Takeaways from stopping exercising.
If you are stuck in an unhealthy relationship with exercise, I wish I could give you a taste of what it feels like to not have to exercise everyday. I know what it feels like to wake up and have an alarm going off inside your head that can only be quieted if you exercise x amount that day.
And I know what it feels like to wake up and not have that alarm going off inside your head.
I wish I could tell you to stop before you hurt your body beyond repair. I wonder, if I would’ve found a healthier relationship with exercise earlier in life, would I still have so much back and knee pain now?

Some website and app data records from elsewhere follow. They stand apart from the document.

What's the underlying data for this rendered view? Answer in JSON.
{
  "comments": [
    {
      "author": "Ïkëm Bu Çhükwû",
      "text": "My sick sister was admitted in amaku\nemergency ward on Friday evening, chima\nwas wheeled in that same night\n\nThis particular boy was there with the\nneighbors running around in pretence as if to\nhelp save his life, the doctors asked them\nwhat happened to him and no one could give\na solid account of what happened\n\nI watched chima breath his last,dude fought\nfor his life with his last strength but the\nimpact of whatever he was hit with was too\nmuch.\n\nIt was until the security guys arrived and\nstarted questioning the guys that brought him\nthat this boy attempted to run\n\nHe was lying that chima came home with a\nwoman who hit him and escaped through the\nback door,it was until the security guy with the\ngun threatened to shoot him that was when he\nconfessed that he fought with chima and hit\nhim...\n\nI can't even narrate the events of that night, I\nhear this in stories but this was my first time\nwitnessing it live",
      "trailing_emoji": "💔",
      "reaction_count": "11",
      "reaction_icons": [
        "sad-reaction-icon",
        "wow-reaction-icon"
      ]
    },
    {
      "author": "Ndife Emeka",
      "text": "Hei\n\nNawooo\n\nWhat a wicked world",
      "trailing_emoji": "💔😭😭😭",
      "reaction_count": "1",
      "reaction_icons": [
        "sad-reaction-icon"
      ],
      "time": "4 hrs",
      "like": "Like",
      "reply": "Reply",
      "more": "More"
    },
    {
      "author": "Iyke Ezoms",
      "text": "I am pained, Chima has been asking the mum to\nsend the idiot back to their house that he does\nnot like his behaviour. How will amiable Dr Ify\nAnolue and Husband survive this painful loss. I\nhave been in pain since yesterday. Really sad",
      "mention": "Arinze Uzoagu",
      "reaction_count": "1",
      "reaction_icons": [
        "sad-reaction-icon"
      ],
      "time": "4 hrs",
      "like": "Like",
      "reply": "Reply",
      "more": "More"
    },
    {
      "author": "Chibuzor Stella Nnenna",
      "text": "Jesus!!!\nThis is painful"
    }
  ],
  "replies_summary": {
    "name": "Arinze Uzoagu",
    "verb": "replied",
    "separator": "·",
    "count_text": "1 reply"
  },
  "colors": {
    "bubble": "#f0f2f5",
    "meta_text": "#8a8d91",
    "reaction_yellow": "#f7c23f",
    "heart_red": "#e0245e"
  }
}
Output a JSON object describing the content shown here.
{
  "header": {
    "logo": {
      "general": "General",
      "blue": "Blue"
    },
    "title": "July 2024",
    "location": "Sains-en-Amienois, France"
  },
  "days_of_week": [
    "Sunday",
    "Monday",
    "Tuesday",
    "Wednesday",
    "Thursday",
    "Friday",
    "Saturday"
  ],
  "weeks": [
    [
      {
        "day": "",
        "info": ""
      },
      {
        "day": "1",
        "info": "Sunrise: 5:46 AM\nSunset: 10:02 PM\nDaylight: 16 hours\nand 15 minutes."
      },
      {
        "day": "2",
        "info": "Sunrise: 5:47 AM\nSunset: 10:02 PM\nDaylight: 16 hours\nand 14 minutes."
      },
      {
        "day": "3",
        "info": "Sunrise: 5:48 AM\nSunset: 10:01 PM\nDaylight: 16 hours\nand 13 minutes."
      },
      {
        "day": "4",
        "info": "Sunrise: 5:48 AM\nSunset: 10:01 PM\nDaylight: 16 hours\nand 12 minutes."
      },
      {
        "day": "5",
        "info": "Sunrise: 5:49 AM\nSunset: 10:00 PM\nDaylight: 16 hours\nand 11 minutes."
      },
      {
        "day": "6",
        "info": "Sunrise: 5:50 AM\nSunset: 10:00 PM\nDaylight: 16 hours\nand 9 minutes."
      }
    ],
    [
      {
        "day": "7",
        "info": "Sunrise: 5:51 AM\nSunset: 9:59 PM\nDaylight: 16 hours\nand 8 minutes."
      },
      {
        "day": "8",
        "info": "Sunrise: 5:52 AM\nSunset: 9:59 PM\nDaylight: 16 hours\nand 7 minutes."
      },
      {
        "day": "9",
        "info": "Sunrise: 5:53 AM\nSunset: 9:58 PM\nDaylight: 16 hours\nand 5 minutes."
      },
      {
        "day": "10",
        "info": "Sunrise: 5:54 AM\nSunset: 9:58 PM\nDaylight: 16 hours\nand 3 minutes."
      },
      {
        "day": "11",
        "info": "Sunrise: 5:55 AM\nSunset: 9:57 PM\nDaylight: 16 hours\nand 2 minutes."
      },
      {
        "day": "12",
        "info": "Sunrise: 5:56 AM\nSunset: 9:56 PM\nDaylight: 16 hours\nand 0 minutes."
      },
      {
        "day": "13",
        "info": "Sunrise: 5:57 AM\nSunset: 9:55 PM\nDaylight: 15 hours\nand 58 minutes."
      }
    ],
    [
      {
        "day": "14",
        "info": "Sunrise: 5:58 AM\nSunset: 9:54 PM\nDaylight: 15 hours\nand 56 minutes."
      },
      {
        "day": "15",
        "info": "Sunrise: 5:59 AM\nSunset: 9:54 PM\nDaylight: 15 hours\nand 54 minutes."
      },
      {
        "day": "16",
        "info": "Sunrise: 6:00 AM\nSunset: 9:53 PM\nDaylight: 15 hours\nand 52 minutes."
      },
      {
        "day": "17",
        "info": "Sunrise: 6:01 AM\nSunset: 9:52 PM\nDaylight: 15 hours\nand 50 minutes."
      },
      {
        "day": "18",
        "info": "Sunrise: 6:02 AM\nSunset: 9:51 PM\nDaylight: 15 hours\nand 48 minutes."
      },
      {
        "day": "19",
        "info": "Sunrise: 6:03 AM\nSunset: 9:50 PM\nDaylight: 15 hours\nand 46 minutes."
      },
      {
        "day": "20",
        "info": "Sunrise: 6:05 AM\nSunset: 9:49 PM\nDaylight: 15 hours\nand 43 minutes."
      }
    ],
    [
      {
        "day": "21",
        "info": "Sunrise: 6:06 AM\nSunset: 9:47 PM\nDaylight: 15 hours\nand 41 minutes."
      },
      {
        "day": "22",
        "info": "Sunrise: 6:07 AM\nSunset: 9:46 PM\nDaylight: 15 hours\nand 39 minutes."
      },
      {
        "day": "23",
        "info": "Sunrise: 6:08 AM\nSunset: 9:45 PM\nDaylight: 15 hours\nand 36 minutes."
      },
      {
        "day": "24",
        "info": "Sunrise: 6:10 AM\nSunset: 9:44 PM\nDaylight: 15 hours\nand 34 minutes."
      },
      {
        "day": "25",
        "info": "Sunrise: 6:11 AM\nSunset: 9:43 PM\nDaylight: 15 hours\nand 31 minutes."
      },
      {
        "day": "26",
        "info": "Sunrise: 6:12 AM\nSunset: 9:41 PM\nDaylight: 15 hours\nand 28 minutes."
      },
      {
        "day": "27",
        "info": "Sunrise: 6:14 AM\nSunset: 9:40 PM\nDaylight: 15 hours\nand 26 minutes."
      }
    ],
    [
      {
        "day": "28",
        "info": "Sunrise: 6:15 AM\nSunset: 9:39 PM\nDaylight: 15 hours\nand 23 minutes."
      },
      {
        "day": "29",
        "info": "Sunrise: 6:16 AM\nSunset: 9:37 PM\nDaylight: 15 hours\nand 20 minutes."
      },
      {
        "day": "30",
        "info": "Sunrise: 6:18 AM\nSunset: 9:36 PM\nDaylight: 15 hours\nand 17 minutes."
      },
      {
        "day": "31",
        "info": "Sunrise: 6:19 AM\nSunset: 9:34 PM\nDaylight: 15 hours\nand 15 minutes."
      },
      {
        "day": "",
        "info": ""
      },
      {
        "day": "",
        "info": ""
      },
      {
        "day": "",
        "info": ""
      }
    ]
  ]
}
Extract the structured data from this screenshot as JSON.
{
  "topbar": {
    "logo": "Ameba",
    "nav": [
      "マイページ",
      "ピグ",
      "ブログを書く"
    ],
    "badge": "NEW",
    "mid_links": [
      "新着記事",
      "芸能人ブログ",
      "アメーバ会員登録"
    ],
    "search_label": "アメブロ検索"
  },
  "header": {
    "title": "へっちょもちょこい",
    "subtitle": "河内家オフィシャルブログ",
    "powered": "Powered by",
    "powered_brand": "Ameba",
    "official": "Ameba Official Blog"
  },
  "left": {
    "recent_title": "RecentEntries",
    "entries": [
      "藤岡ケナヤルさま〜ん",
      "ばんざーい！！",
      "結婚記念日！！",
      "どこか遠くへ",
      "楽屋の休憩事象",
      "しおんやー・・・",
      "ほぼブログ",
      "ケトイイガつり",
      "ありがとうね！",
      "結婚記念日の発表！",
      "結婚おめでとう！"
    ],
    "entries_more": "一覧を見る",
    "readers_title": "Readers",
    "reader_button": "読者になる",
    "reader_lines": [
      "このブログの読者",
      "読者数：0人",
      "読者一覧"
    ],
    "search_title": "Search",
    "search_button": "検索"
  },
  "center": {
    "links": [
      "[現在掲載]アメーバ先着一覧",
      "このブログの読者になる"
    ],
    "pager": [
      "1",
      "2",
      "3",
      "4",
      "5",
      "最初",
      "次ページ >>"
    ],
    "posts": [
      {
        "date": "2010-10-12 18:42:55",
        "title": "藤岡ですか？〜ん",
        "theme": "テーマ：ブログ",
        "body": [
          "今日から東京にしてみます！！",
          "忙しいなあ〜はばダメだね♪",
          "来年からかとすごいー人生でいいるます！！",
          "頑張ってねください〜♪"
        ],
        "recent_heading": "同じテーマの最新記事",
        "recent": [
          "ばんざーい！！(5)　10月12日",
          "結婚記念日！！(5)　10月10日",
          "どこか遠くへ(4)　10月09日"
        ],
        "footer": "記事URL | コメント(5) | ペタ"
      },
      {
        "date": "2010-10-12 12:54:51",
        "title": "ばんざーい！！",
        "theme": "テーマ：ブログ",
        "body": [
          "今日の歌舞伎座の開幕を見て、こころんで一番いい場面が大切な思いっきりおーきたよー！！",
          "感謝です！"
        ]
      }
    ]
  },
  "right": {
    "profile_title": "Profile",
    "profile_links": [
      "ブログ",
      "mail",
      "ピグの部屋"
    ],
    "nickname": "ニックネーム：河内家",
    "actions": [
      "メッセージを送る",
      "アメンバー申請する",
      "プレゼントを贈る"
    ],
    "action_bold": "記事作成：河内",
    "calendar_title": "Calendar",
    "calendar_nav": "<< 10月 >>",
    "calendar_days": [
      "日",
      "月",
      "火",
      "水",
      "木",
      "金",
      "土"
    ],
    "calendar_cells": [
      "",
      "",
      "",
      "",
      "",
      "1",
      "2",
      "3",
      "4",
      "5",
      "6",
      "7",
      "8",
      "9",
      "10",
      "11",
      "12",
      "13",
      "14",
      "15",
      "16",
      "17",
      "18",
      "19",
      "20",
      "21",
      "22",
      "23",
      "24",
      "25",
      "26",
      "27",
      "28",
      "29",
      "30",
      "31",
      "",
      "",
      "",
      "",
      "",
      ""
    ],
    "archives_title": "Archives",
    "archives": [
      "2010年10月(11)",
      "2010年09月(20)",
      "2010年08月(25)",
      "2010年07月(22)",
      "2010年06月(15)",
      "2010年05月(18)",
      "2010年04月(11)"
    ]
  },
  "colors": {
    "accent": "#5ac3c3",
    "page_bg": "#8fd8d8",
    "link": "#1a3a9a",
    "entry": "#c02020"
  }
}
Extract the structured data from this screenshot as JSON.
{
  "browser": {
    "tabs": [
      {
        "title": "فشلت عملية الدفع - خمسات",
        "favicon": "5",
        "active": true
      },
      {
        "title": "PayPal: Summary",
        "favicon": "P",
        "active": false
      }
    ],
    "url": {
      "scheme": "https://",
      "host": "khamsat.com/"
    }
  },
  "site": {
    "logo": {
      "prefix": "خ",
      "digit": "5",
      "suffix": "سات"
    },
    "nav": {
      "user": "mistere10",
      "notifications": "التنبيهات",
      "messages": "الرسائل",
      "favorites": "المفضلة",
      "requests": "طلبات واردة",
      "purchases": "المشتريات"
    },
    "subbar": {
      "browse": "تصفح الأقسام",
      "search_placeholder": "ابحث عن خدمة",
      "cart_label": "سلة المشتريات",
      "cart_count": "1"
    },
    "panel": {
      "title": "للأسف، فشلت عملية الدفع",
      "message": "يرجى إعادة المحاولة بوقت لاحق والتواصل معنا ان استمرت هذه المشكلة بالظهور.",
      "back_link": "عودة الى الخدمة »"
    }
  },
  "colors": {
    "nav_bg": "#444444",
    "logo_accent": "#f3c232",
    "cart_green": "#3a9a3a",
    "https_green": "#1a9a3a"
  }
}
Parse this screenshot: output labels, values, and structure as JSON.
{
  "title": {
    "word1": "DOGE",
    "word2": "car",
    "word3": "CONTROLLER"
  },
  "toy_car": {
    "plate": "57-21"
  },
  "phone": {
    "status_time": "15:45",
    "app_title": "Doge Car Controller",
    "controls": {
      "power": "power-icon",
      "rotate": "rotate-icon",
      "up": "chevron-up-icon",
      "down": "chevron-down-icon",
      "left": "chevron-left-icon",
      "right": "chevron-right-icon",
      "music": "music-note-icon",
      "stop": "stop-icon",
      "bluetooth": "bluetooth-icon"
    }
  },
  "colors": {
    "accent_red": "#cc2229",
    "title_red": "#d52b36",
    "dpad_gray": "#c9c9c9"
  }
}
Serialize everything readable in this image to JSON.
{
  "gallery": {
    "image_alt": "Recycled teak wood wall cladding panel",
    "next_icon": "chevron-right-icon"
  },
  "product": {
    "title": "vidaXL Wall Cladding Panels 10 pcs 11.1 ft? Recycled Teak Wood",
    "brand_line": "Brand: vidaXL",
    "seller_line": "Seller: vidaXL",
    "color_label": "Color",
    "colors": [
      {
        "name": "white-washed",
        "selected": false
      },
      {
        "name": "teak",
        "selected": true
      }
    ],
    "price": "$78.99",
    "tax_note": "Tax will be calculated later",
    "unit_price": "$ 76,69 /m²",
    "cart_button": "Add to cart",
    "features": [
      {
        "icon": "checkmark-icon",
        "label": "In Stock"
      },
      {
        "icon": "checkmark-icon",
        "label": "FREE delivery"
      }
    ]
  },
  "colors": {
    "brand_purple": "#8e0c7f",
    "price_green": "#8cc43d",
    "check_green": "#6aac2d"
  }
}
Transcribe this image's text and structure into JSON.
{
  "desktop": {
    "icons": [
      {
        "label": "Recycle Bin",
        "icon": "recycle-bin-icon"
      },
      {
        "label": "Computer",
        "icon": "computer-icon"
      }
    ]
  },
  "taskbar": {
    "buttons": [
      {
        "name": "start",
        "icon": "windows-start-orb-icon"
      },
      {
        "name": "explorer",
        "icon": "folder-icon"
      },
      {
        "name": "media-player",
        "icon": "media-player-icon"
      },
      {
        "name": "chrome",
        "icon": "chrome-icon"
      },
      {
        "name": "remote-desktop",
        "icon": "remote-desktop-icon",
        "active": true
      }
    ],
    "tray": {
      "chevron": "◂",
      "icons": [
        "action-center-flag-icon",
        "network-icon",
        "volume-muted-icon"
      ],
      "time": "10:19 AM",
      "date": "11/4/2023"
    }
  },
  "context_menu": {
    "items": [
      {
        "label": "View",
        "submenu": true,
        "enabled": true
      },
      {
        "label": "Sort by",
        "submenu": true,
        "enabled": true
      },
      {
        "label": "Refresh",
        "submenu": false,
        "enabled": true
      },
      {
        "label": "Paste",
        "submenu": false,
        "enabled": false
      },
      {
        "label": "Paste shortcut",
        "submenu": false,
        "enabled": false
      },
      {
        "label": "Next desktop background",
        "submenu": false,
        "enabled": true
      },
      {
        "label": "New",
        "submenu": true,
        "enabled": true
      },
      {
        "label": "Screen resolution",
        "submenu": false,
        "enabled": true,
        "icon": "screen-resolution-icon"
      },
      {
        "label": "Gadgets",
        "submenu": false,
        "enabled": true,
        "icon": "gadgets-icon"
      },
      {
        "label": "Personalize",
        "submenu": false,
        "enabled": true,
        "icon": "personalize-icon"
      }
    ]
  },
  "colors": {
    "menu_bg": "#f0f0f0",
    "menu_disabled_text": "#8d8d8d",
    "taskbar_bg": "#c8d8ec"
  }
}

A few years ago I had made progress in my eating disorder by eating consistently throughout the day and stopping labeling foods as good or bad, but I was still working on not having to exercise. So, as I’ve mentioned before, I did the hardest thing i’ve ever done (definitely harder than childbirth) and I committed to stopping exercising for 3 months. I didn’t tell anyone I was doing it…not even Andrew. I thought other people wouldn’t get it, since exercise is always always always talked about like such a good thing. If someone could’ve had a peek inside my brain they would’ve seen the intense preoccupation with having to exercise and understood what I was going through.
So for 3 months, at the time I would normally be exercising, I would lay on my yoga mat in the backyard and I’d cry because it was so hard to not just get up and go exercise to numb away from how I was feeling – the stress of life, the stress in being in a body I felt uncomfortable with, etc. But at this point I had realized I was asking exercise to give me something it couldn’t and I NEEDED a break from it to reset. Hopefully the below can help you understand what I realized about exercise:
Just to be clear, I’m not against exercise. But I am against exercising when you do it:
- out of a place of fear because you think if you don’t your body will change
- even when you’re sick or injured
- as your only way to cope with stressful situations
If any of the above sounds like reasons you exercise, it may be worth taking some time away from movement.
- I don’t need exercise to manage my weight or make me feel good in my body. And that fact brought and continues to bring me so much peace. It’s so interesting how now that my body is farther away from the thin ideal than it was before, I feel closer to it. Taking a break from exercise allowed me to see that my body can manage my body size just fine without me micromanaging it through a certain amount of exercise. I used to think, “i’m bloated I HAVE to exercise, because that will make me feel better.” But now I realize, “you know what else will help you feel better? Not doing anything to fix the bloated feeling lol. Just going to sleep and waking up the next day will make the bloated feeling go away too because that is how a body works.” It is so nice to have had the experience of taking a break from exercise, because I now know that nothing drastic is going to happen to my body if I don’t feel like exercising for a while. This is something so wonderful to experience and is more powerful for you to experience rather than just to have me telling you about it.
That said, I now realize that if you are having to rigidly exercise to stay at a certain size…you aren’t at the body size you’re meant to be at. There’s a size for you where you don’t have to exercise obsessively or restrict your hunger in any way and that is NOT an unhealthy size for you to end up at.
- I was asking exercise to fix all my problems. I now realize I didn’t need to keep trying to become smaller (physically), I needed to start growing (mentally). More and more exercise was never going to fix my feelings of inadequacy, but therapy, values work, and self-reflection did. I was asking exercise to do something it wasn’t capable of doing and that is one of the reasons I think I kept doing more and more of it. Going to more and more extremes. Searching for something that wasn’t there to be found. Exercising more was never going to help me feel more comfortable in my body or make me feel safe & accepted.
If you are stuck in an eating disorder or exercise compulsion…I know how your brain works. I know you read this and think, “But see!! You are exercising now, so you do have to exercise!!” But I’m here to say that how I think about movement is different now. My movement now is done in a peaceful way that allows me to look forward to it and I no longer move in this punishing you-have-to-exercise-or-else type of way. And I believe that taking a multi-month break from exercise is the number ONE thing that allowed me to get to a peaceful relationship with movement.
If this post resonated with you, just know that I don’t gain anything by encouraging you stop exercising. I don’t have some hidden agenda or financial gain to come from this. I wouldn’t recommend this unless I really believed it could help you live a better life. For more of my thoughts on having an unhealthy relationship with exercise, click here for more exercise compulsion posts.